Their compatriots that followed them to Sandhurst immediately included Kur Mohammed, Abogo Largema, Yakubu Pam and Yakubu Gowon. When they successfully completed the course in 1953, both Maimalari and Umar became the first Africans to be commissioned as regular combatant officers. Lawan Umar unfortunately left his commission early for other endeavours. Maimalari prospered in the Nigerian Army attending more professional courses in the UK, Pakistan and USA to sharpen his skills. Perhaps due to his pioneering qualifications in addition to his engaging personality, Maimalari had choice posting in the Nigerian Regiment starting as a Platoon Commander. He became ADC to the Governor-General of the Federation of Nigeria and also served in the same capacity to both the Princess Royal and the Duke of Gloucester during their royal visits to Nigeria in 1957 and 1959.

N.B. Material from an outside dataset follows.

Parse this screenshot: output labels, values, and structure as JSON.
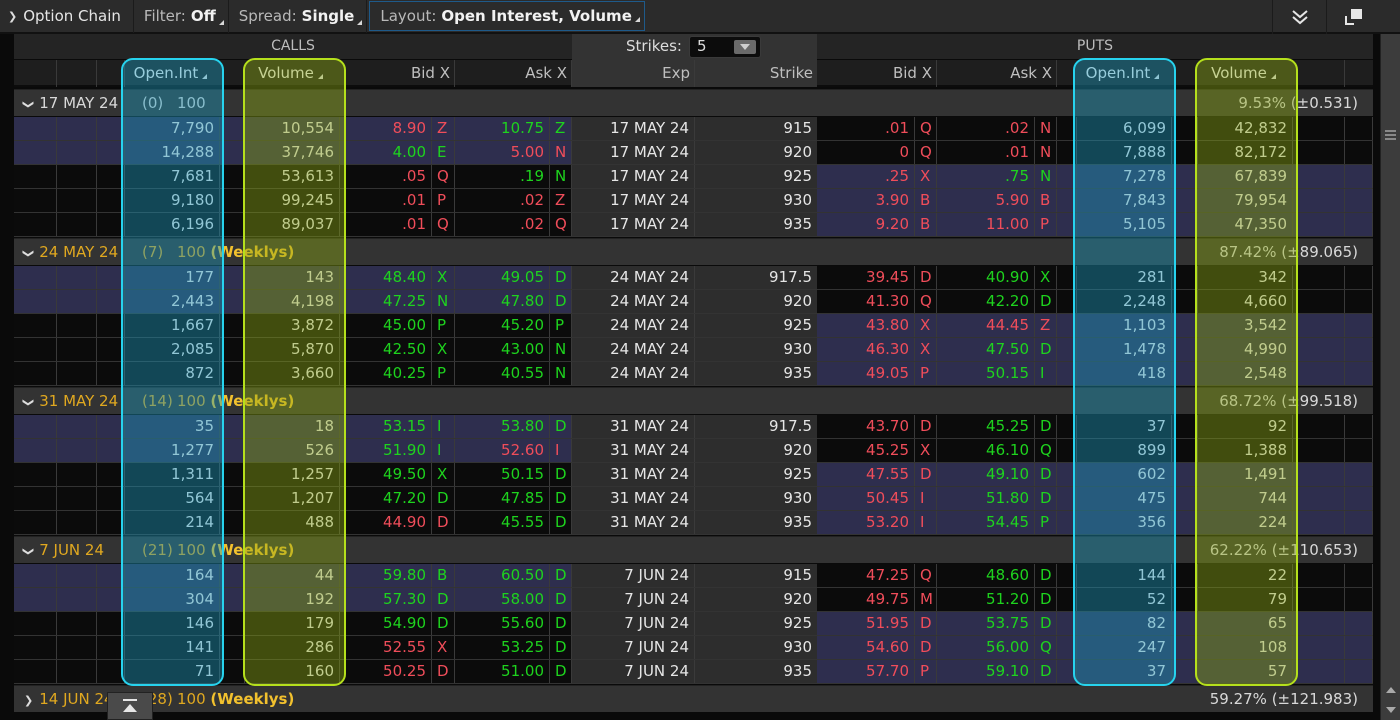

 Maimalari then moved to the Army Signals Squadron, from where he became the second in command at the Nigerian Military School in Zaria then known as the ‘Boys Company’. It was here that Maimalari had lasting influence on most of the cadets that passed through his hands. He was their teacher, their mentor, their leading light whom they all hoped to emulate. And we must understand that most of these young cadets rose to hold the levers of power in the Nigerian Army. When the Nigerian Military Training College NTMC was formed in 1960, Maimalari was posted as 2ic where his influence in the training and development of officers in the Nigerian Army continued unabated.

Maimalari became a Company Commander in the Royal Nigerian Army Battalion that served in the United Nations Congo operations where he commanded both Obasanjo and Chukwuma Nzeogwu. He became a Brigadier finally, and was given the command of the 2nd Brigade then based in Apapa, Lagos, with jurisdiction over all the troops in the south. The 1st Brigade which controlled all troops in the North was based in Kaduna, commanded by Brigadier Ademulegun.      

Brigadier Maimalari was killed in the night of the 15th January 1966 military coup by mutinous officers under his command who recognized that their putsch would not have succeeded without eliminating him. What happened that night and after was adequately covered in the book. Many of those interviewed rendered the sordid details and even though the interviews took place many years after the event, yet, the memories of the treachery rankled, as if it were a recent occurrence. As recorded some of those interviewed like General Abisoye (now late) and Roland Ogbonna (now the traditional Prime Minister of Avu community in Owerri, Imo State) were overwhelmed by their emotions and broke down in tears during the interviews. We shall have glimpses of rich pickings from the book next week. Keep a date with this page.